Cloud, DevOps, MySQL

Connecting to MySQL running inside Vagrant


Vagrant is pretty neat! It helps dev-teams or even stand-alone developers to easily setup their machines by making their development environments “configurable, reproducible and portable“. All the details about your dev setup is specified in a file called Vagrantfile.

This is really handy if you use a Windows/Mac machine for your IDE but want to have a Linux based “runtime-box” consistent with your Cloud/VPS environment to deploy and test your app.

But this post is not about how to setup and use Vagrant itself, the Vagrant docs does a superb job to help you get started. This post is rather about a simple method that you can use to connect to a MySQL server running inside your Vagrant box.

Let’s say you are running a MySQL server on the Guest (e.g. Ubuntu) inside your Vagrant box, how do you connect to it from your Host (e.g. Windows)?

The first thing that came to my mind is the port forwarding functionality provided by Vagrant it self, where you can perhaps say 3366 (Win/Host) -> 3306 (Ubuntu/guest)
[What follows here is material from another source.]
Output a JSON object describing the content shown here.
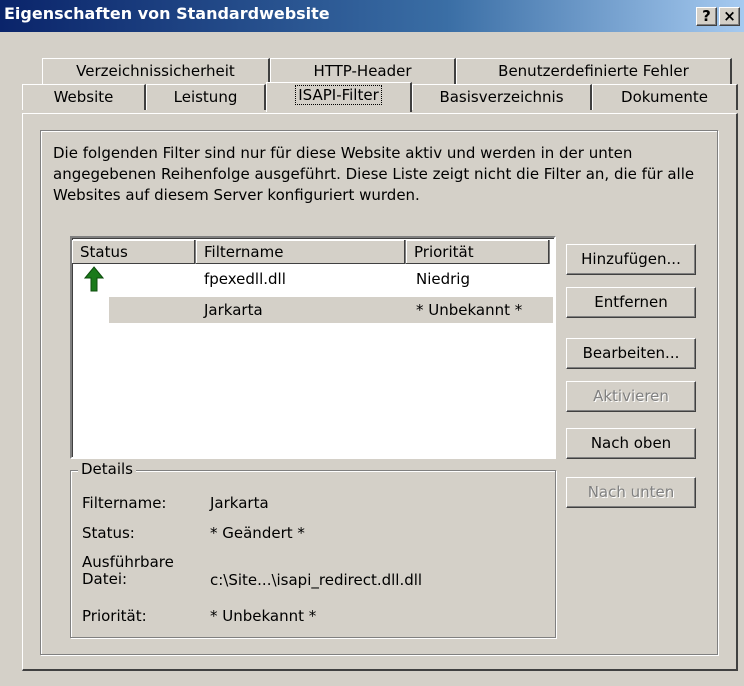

But there is a much easier way to do this since Vagrant by default allows the host to connect to the guest through SSH you can use MySQL workbench installed on your host (Windows/Mac machine) to connect to MySQL running inside you Vagrant/Ubuntu box as shown below.

mysql_ssh

Note: The connection only uses the default SSH port forwarding (2222 -> 22) and MySQL port remains the same.

Databases, NoSQL

Introduction to NoSQL by Martin Fowler


Martin Fowler has this great ability of explaining potentially complicated stuff in an easy to understand manner. Moreover he is the ultimate pragmatist. He provides real life examples that helps explain the concepts he talks about and does not get emotionally attached to any technology 🙂

This is an excellent talk Introducing the emergence of NoSQL and the rationale behind the use of products such as MongoDB, Cassandra and Neo4J. One of the key points mentioned is, although NoSQL databases will play a major role as a persistence technology it will most likely be used in combination with traditional Relational databases in many (enterprise?) scenarios. This is known as Polyglot Persistence.

Watch this brilliant talk to get a better understanding of the basic concepts behind NoSQL DBs, the rationale for using them in software development and the trade-offs of using them compared to RDBMSs.